Early Contact screenwriter on the George Miller version that could have been

Contributed by
Apr 29, 2016, 3:30 PM EDT

Before Robert Zemeckis signed on for the twisty sci-fi flick Contact back in the mid 1990s, George Miller was attached to do his own version of the story. So, what could’ve been?

Mark Lamprell , who worked on an early version of the script with Menno Meyjes when Miller was still attached, chatted with IF Magazine about the early versions of that script and how it was reworked/abandoned once Miller left the project. It seems this early version of the script was more “ambitious” than what eventually made it to the screen. Long story short: Miller wanted additional time to work on the film, so the studio balked and brought in Zemeckis for a faster turnaround.

Here’s an excerpt from Lamprell’s comments:

"Our screenplay was greenlit and all ready to go, and then I think George wanted an extension to make it properly, and the studio wouldn't give it to him. They fired him and put Robert Zemeckis in charge. In a few shocking days, we went from being a greenlit movie to it all going away. After that, I remember I was quite devastated. It was a much more interesting screenplay, and I think George would say this too.

Because of my Jesuit connections I was able to get all those amazing Jesuit scientists in, to talk to us about how you operate as a man of faith in the world of science. We were having really interesting conversations, and Carl [Sagan] was thrilled to be having those. It wasn't about being populist or talking down to an audience. Not that Contact necessarily did that, but ours was much more ambitious intellectually. I guess it sits there somewhere in a drawer at (production house) Kennedy Miller gathering dust."

Oh, and one casting note: Miller is the one who actually cast Jodie Foster in the lead, but he was pursuing Ralph Fiennes for the male supporting role that eventually went to Matthew McConaughey. Again, just interesting.

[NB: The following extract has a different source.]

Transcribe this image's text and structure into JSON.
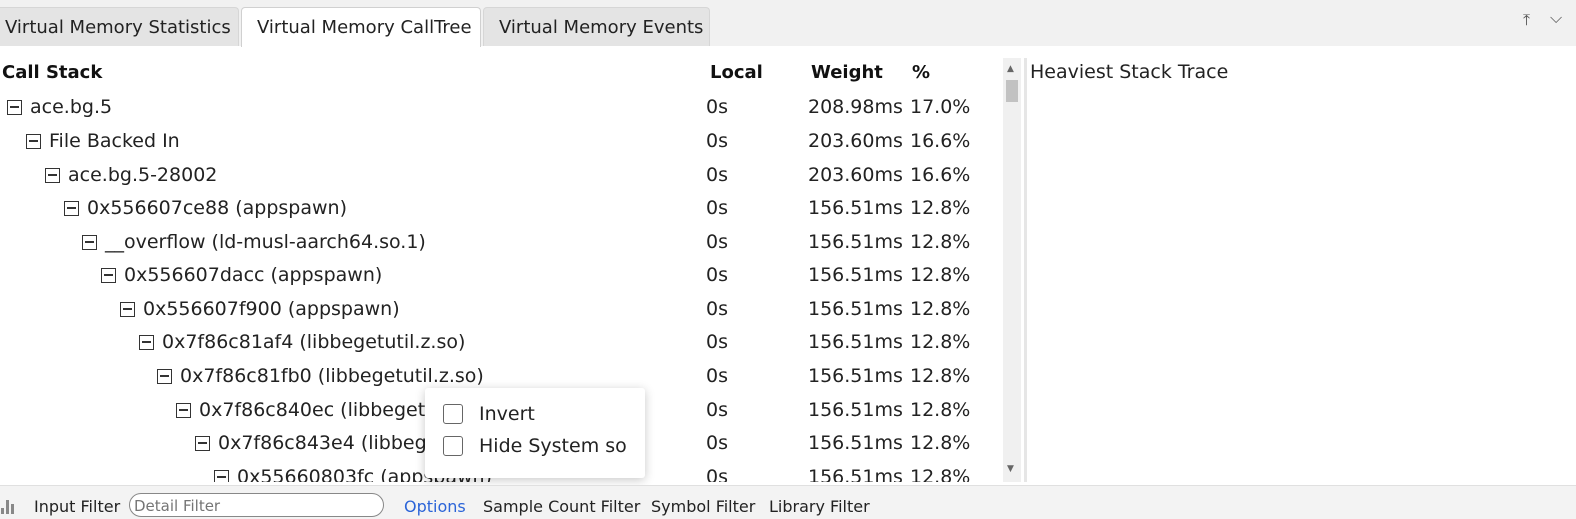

It's not that Contact was a bad film in any way, but it’s fascinating to look back and wonder what Miller could’ve done with the subject matter.

(Via IF Magazine)